We can't wait to welcome Tahir to TeenBookCon on March 24, where she'll deliver the morning keynote address before appearing on panels with other fantastic authors and greeting fans at the end of the day. Go ahead and pre-register (it's free!) now, then come back and read our Q&A with the author below.
Your Ember series is going to be a quartet, and you’ve been developing the story for over a decade. Has it changed or gone in any surprising directions since you began writing? Or did you have everything mapped out from the beginning?
Much of it is mapped out. Doing so allows me to create what I hope is a cohesive story. I'd love for readers to finish the series and realize that certain plot points were hinted at in the first book. I love series like that, so naturally it's what I gravitate toward creating, too. That being said, my characters surprise me on a daily basis. That's what makes writing so fun, though. :)

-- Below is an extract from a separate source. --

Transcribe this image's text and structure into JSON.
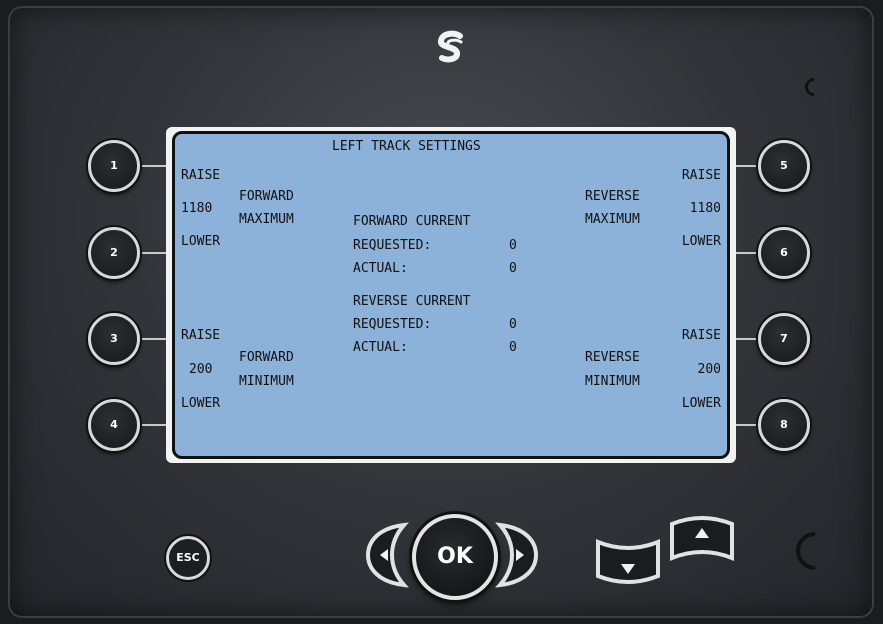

We love the redesigned covers for your Ember books. In an interview last year, you described them as “everything I wanted to see as a kid in my fantasy book covers — but never did.” How involved were you in the redesign process? And have these covers accomplished what you were hoping for?
I was not heavily involved, but I offered my opinion freely. It was very important to me that if we were going to have people on the cover, they be representative of the characters in the book. And I love the Assassin's Creed game covers, so I shared that information early on, too. The cover designers took that into account, and created something truly striking, so I'm very, very happy with them.
Your heroine is a teenage girl who is a leader in an oppressive, dangerous society. Looking at the U.S.’s history of and very recent examples of school shootings, where do you see parallels between your heroine and the young students, many of them young women, who are leading the march for change today?
I see it in the strength and determination of young students. In the fact that they are banding together and realizing that the status quo will not change unless they change it. There is a great deal of similarity but that's not surprising. I base my books and my characters off of what I believe to be the truth of the real world. Revolutions are always started by the young. Because they have the most to lose if things don't change. So am I happy about these students rising up? Yes. Am I surprised? No. They've always been badasses. People just don't want to see it.